Climate change is causing a breed of wild sheep in Scotland to shrink, according to research. Scientists say milder winters help smaller sheep to survive, resulting in this "paradoxical decrease in size". Classic evolutionary theory would predict that wild sheep gradually get bigger, as the stronger, larger animals survive into adulthood and reproduce. Since 1985, the sheep have decreased in size by 5% - their legs getting steadily shorter and their body weight decreasing.
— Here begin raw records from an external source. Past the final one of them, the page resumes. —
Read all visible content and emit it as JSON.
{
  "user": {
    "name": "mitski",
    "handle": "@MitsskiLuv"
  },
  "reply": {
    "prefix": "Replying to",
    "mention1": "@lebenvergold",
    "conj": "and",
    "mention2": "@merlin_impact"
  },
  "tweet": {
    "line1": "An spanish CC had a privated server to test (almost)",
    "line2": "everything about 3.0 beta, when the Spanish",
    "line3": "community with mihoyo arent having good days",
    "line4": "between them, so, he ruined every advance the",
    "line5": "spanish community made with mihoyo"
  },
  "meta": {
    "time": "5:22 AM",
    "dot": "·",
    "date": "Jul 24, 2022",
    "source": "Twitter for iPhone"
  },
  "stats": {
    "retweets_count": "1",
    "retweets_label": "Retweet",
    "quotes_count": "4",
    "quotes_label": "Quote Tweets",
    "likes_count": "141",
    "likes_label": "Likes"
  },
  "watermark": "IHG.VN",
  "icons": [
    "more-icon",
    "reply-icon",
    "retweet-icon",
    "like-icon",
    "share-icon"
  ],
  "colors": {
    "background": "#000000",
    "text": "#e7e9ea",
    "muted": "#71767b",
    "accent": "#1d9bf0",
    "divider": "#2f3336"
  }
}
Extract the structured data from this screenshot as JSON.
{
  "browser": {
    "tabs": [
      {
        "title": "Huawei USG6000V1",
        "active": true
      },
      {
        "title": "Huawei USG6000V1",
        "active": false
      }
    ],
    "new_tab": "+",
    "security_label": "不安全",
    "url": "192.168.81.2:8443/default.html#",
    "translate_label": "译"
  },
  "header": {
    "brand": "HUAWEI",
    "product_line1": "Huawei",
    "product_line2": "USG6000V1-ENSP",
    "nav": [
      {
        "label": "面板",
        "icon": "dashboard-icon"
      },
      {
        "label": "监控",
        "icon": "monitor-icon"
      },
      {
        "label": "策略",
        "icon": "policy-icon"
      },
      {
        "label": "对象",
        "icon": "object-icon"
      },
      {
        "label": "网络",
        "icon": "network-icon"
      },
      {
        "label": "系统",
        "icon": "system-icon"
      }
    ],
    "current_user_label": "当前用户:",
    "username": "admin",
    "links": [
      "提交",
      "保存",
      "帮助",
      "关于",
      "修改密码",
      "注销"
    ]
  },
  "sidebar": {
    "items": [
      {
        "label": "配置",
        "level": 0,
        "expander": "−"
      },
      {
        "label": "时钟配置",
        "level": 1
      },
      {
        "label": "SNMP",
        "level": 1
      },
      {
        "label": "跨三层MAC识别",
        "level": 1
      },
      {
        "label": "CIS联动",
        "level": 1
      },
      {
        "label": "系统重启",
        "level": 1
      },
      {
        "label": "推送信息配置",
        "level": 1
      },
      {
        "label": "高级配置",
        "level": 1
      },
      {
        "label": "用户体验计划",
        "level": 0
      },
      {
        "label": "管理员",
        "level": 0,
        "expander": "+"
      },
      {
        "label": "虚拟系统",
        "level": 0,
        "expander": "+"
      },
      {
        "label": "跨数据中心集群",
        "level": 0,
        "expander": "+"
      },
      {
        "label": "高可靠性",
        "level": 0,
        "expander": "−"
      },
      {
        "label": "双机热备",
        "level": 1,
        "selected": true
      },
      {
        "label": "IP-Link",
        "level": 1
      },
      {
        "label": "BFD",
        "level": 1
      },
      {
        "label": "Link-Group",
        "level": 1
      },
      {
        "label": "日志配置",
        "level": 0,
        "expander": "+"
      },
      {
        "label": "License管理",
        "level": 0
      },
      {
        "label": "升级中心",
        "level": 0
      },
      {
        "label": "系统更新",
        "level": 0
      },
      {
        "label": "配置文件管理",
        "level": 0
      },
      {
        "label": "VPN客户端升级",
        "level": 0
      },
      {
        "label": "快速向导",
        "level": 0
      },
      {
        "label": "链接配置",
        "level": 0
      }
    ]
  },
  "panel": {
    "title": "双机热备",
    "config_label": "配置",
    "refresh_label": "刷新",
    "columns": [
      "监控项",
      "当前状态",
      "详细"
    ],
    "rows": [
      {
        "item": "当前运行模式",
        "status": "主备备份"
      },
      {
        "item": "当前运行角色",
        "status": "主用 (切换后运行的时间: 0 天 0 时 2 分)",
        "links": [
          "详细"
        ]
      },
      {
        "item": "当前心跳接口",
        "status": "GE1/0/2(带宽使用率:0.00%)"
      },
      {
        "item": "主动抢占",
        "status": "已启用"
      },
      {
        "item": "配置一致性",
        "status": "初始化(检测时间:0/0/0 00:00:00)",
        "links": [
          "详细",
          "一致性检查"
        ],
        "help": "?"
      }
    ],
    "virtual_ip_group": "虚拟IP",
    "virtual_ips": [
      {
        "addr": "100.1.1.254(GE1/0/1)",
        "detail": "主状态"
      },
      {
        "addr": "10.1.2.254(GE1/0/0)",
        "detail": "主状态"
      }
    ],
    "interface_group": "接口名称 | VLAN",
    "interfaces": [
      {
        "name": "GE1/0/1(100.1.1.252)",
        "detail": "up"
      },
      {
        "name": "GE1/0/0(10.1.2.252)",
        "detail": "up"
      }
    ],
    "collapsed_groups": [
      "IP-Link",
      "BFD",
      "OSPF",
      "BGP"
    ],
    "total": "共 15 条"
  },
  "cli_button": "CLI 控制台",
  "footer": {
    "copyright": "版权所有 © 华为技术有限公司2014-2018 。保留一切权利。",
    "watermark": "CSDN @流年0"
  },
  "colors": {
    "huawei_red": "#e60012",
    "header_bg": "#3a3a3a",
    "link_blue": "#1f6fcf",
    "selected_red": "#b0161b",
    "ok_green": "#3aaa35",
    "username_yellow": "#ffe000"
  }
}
This strange phenomenon was first reported in 2007, but the reason for it remained under debate. "In the past, only the big, healthy sheep and large lambs that had piled on weight in their first summer could survive the harsh winters on Hirta." Because of climate change, grass for food is now available for more months of the year on the island. "Survival conditions are not so challenging - even the slower growing sheep have a chance of making it, and this means smaller individuals are becoming increasingly prevalent in the population." As for the future of the sheep, the team believes that they are still shrinking. "But it's too early to say if, in 100 years, we will have chihuahuas herding pocket-sized sheep."